Why the coronavirus lockdown is a great opportunity to strengthen family ties
In the coming days, many families around the world will be obliged to confine themselves to their homes to prevent the spread of the COVID-19 virus.
Such quarantines have occurred frequently throughout history, and our ancestors took advantage of the situation to engage activities normal life would have limited. For example, Bocaccio tells us in The Decameron how in 14th century Italy a group of young people sought refuge in a villa on the outskirts of Florence to shelter from the plague. They spent their time telling each other stories that have been immortalized in painting, cinema and literature down through the ages.
My purpose in this short article is to offer some suggestions for parents who are going to be in very close contact with their children over the coming weeks, based on my experience as an educator.
First of all, this quarantine is a marvelous opportunity to strengthen family ties, to get to know your children better, and also for them to get to know you better. It is an occasion to share your values and your world view.
As with all types of confinement, close contact within a limited space with others will inevitably lead to friction. As a parent, is essential to be patient, to avoid frequent reprimands or overreacting. The goal here is for the family to feel at ease rather than in a state of permanent tension. Give some thought on how to establish mechanisms to resolve conflict, for example agreeing that all disputes must be cleared up within a minute.
Children enjoy sharing tasks with their elders, even if it might not seem like it. Spending time together, parents on work, children on their homework, reinforces the habit of study. Your children will copy your ability to focus and dedicate themselves to completing their tasks. Try to be disciplined and avoid procrastinating distractions, which are the main risks of working from home.
The coming weeks will also be an opportunity for other family activities, such as reading books together out loud or encouraging your children to make a presentation on a topic, which can then be discussed. These kinds of initiatives will help provide some continuity with school life.

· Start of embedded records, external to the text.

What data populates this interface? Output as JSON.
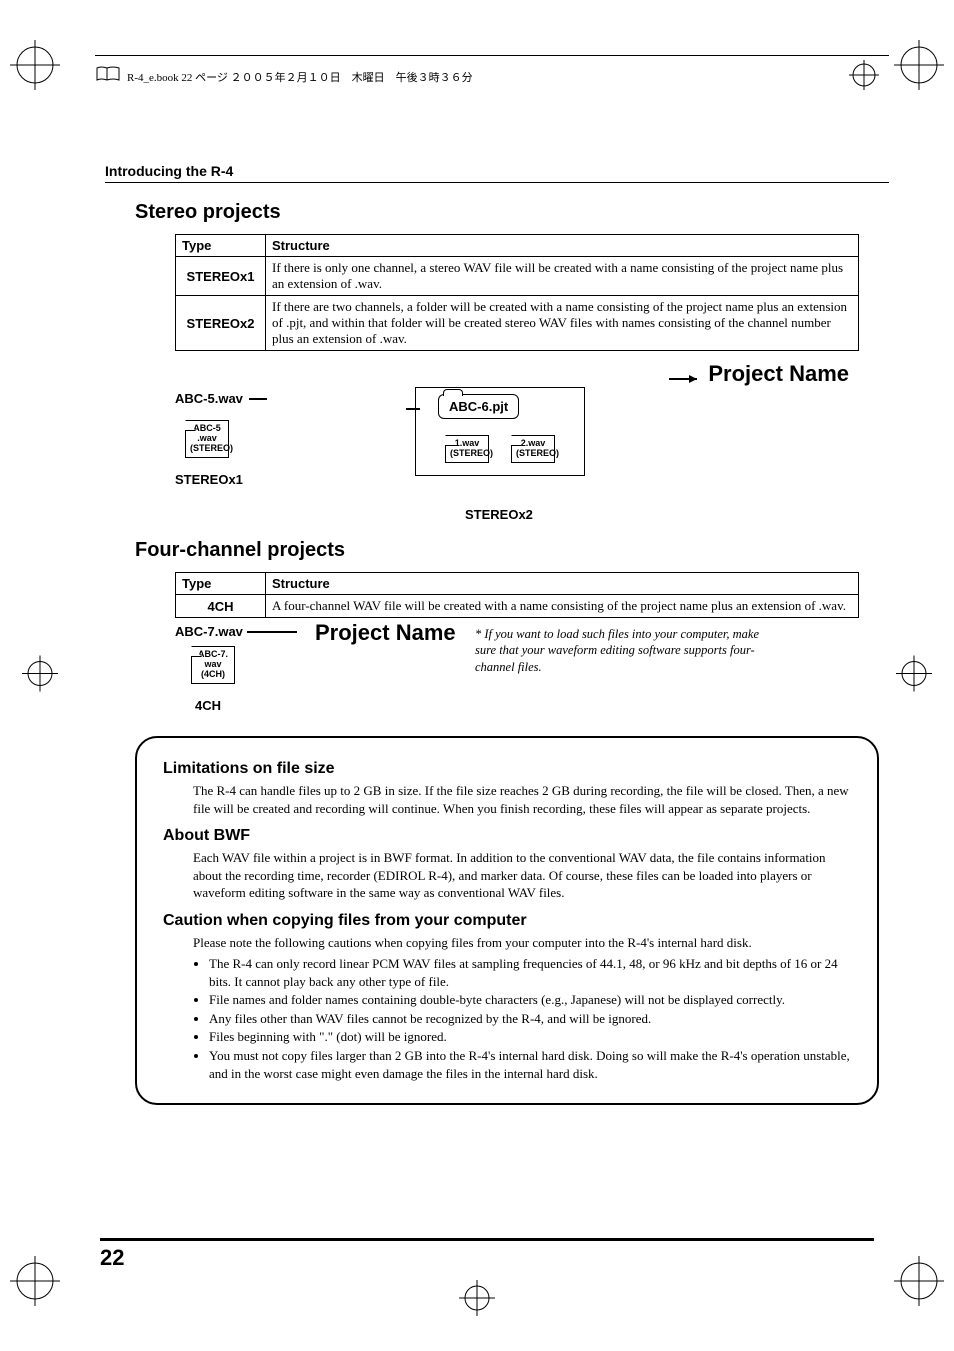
{
  "printHeader": "R-4_e.book 22 ページ ２００５年２月１０日　木曜日　午後３時３６分",
  "runningHeader": "Introducing the R-4",
  "section1": {
    "title": "Stereo projects",
    "tableHeaders": [
      "Type",
      "Structure"
    ],
    "rows": [
      {
        "type": "STEREOx1",
        "structure": "If there is only one channel, a stereo WAV file will be created with a name consisting of the project name plus an extension of .wav."
      },
      {
        "type": "STEREOx2",
        "structure": "If there are two channels, a folder will be created with a name consisting of the project name plus an extension of .pjt, and within that folder will be created stereo WAV files with names consisting of the channel number plus an extension of .wav."
      }
    ],
    "diagram": {
      "projectNameLabel": "Project Name",
      "stereox1Label": "ABC-5.wav",
      "stereox1File": "ABC-5 .wav (STEREO)",
      "stereox1Caption": "STEREOx1",
      "stereox2Folder": "ABC-6.pjt",
      "stereox2File1": "1.wav (STEREO)",
      "stereox2File2": "2.wav (STEREO)",
      "stereox2Caption": "STEREOx2"
    }
  },
  "section2": {
    "title": "Four-channel projects",
    "tableHeaders": [
      "Type",
      "Structure"
    ],
    "rows": [
      {
        "type": "4CH",
        "structure": "A four-channel WAV file will be created with a name consisting of the project name plus an extension of .wav."
      }
    ],
    "diagram": {
      "label": "ABC-7.wav",
      "file": "ABC-7. wav (4CH)",
      "caption": "4CH",
      "projectNameLabel": "Project Name",
      "note": "* If you want to load such files into your computer, make sure that your waveform editing software supports four-channel files."
    }
  },
  "notes": {
    "h1": "Limitations on file size",
    "p1": "The R-4 can handle files up to 2 GB in size. If the file size reaches 2 GB during recording, the file will be closed. Then, a new file will be created and recording will continue. When you finish recording, these files will appear as separate projects.",
    "h2": "About BWF",
    "p2": "Each WAV file within a project is in BWF format. In addition to the conventional WAV data, the file contains information about the recording time, recorder (EDIROL R-4), and marker data. Of course, these files can be loaded into players or waveform editing software in the same way as conventional WAV files.",
    "h3": "Caution when copying files from your computer",
    "p3": "Please note the following cautions when copying files from your computer into the R-4's internal hard disk.",
    "bullets": [
      "The R-4 can only record linear PCM WAV files at sampling frequencies of 44.1, 48, or 96 kHz and bit depths of 16 or 24 bits. It cannot play back any other type of file.",
      "File names and folder names containing double-byte characters (e.g., Japanese) will not be displayed correctly.",
      "Any files other than WAV files cannot be recognized by the R-4, and will be ignored.",
      "Files beginning with \".\" (dot) will be ignored.",
      "You must not copy files larger than 2 GB into the R-4's internal hard disk. Doing so will make the R-4's operation unstable, and in the worst case might even damage the files in the internal hard disk."
    ]
  },
  "pageNumber": "22"
}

Group board games are also a good way to entertain the family, relieve tension and get to know each other better. The experts recommend setting a time limit for such games and that all participants understand the rules and not to take it personally if they lose.
Avoid becoming hooked on news, particularly memes and hoaxes on social networks. As with other activities, it’s best to follow one’s usual daily routine of news consumption.
The upside of 21st century life is that technology can reduce our sense of isolation, making it easier for us to communicate with friends and family, work from home, and even attend courses via our computers.
Some schools and universities have already moved to online teaching, and you can facilitate your children’s access and supervise their activities: it’s advisable to limit the time children spend online, whether it’s playing video games or chatting on social networks, rather than leaving them in the hands of Alexa or Siri.
As educators, we are responsible for other people’s children—in loco parentis—but in the coming weeks, that role will be yours. Perhaps this crisis will bring home to us what British philosopher John Locke pointed out almost four centuries ago: the primary educators of children, especially in the early stages of personal development, are still the parents.